I think the reason game developers are hesitant to do this is because writing is so heavily intertwined with the scenario and what the thing is and they consider writing to be less difficult than programming or art, so they don’t want to give a secondary team member so much control over what everyone’s doing. Which is understandable. Unfortunately, the engineer-specialist produced stories or the visual art-specialist produced stories are not good.
Anyhow, I won’t get too deeply into nitpicking the story. It’s not horrifically bad. It’s a real effort. The main problem with it is that the scenes demand more attention and time than they probably deserve. Suikoden it is not. Final Fantasy Tactics, it’s not. Dostoevsky, it’s not. But I applaud the effort. You can tell they really tried to focus on the story, and I think that deserves praise.
General Thoughts – Fae Tactics Review
I think my biggest criticism of Fae Tactics is how abusive it feels in terms of wasting your time. What should be about a 25 hour game experience took me 44 in-game hours and, more realistically, 50+ hours including game overs. I had to replay the game a second time to unlock the characters, weapons and summons I missed the first time, which didn’t go any faster.
It just feels like kind of a slog, which is surprising because Endless Fluff’s previous game, Valdis Story, very notably didn’t feel like that at all. I think I played through Valdis Story over 14 times and never felt for one second it was tedious or a slog.
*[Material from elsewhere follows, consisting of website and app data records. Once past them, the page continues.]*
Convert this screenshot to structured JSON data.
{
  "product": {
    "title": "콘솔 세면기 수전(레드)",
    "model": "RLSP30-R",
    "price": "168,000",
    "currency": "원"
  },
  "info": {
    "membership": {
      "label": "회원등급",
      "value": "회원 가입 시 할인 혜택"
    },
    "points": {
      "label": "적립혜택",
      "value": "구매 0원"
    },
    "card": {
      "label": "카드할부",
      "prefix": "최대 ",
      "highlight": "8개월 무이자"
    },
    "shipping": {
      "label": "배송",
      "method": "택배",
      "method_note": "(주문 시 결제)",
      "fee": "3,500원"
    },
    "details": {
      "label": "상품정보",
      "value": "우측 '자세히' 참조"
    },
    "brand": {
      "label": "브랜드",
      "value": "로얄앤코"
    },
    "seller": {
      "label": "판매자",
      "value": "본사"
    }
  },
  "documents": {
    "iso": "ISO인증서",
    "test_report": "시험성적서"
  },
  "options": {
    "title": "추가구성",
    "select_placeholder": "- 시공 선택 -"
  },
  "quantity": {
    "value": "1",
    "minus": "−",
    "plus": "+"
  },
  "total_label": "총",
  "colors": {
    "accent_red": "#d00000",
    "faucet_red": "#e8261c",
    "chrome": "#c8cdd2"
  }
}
One thing that I’m sure has been fixed in a patch by now, but definitely colored my impression of the game is bugs. When I played through at release, I ended up having to fight the final boss 5 times (a 2+ hour fight each time) because some move he’s scripted to cast when he’s on low health caused the game to crash. That was a real tough thing to look past.
Overall, I wish the game felt shorter, snappier and more streamlined. I can forgive the shallow progression systems, I can forgive the below average story, but just help me get from beginning to end faster. Make the fast forward faster and apply to story scenes, reduce some of these boss health totals. I feel like this game deserved maybe 40 hours of my time to fully complete and it took 100, which feels somewhat abusive.
Conclusion – Fae Tactics Review
Should you buy Fae Tactics? If you really like these kinds of PS1-era throwback strategy RPGs, absolutely. I also think Endless Fluff is worth supporting. For a studio that consists of only two people, what they’re able to accomplish with their games is nothing short of amazing. The price point is good. It’s only $19.99, which is probably a hair below what this game actually deserves (probably more like $24.99).
On the other hand, the game definitely has some significant issues that are difficult to look past and are going to limit the potential audience for the game quite a bit, and you should definitely take those into consideration. The game is niche, and if you’re not in the niche, I’m not sure it’s going to get you there.
That about does it for my Fae Tactics review. Be sure to check out the Main Page or the Reviews Section for more Game, Movie, TV and YouTube Channel reviews. Follow me on Twitter to keep up to date with the latest articles, and follow my YouTube channel for monthly updates on the site.